- Strategies to develop anti-inflammatory medication to mitigate inflammation responses in patients
- Conducting a GI Wellness Study to determine the gastrointestinal issues associated with CF
- Addressing potential treatment options like theratyping, small-molecule screening, and the use of transfer ribonucleic acid (RNA).
Changes in CF Care
Dr. Flume once again explains that one of the most important changes in CF care is patient support. He references how in the past most cystic fibrosis programs focused on pediatric care and developing a community in that realm. Now, more programs for adult patients with cystic fibrosis are being formed.
By sharing data, encouraging patients to take part in and learn about research, and providing more support in the transition between pediatric and adult care, doctors are uniquely poised to better the lives of their patients in more than just a medical sense. For doctors to provide better care, Dr. Flume suggests holding conversations and actually listening – not just speaking to the room about the condition or treatment options.
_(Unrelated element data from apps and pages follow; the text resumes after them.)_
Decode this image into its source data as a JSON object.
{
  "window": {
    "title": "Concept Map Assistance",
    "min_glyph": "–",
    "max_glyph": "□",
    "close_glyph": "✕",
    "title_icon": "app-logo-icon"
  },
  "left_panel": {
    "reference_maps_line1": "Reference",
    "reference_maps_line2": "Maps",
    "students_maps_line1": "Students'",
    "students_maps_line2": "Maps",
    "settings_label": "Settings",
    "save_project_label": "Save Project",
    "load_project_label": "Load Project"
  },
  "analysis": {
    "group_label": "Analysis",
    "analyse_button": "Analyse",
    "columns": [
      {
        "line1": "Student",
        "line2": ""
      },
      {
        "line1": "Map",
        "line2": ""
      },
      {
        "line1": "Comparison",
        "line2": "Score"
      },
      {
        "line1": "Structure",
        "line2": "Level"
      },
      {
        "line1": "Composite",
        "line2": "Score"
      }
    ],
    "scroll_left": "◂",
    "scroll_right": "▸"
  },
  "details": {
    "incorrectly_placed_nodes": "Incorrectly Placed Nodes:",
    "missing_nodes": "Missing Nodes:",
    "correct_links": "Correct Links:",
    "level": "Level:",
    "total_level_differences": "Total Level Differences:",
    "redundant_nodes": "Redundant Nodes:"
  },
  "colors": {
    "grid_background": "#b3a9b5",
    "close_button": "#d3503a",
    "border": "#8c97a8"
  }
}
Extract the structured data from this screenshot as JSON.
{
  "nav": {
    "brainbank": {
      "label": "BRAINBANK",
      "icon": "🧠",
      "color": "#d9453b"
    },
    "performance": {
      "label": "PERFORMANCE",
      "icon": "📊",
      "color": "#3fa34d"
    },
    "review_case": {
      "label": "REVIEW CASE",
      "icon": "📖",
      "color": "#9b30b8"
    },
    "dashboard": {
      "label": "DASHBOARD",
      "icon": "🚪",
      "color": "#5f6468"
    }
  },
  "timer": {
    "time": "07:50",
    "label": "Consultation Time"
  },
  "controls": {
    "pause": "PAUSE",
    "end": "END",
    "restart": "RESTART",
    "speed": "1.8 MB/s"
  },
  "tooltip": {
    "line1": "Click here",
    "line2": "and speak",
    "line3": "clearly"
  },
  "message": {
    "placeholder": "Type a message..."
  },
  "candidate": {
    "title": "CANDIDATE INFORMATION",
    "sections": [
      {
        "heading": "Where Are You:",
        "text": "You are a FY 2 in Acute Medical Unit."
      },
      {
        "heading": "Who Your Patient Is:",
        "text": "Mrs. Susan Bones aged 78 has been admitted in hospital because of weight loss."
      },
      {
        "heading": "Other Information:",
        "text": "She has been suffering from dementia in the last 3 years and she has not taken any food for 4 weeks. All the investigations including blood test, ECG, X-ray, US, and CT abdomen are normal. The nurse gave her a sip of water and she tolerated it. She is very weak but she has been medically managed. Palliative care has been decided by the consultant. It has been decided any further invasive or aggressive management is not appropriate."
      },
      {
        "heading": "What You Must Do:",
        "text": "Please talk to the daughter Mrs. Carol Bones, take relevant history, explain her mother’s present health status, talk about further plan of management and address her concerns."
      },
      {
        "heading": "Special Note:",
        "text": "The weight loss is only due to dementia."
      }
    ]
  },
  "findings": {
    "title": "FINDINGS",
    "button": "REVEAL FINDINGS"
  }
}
Additionally, communication should take into account individual needs. This may mean implementing telemedicine as some patients need time to think about what they want; receiving a ton of information at once may be overwhelming.
With all of the information being tracked, from weight to lung function, some patients worry about sharing information with their doctors out of fear of judgment. This is especially present when patients may not see changes or reductions in their numbers.
However, Dr. Flume wants to remind both patients and doctors that this is a partnership. To doctors, he also reminds them that they are not the ones taking the therapies, so to not get impatient for patients being treated. In the end, the best way to handle cystic fibrosis care is by developing trust between patients and their doctors, and communication plays a crucial role.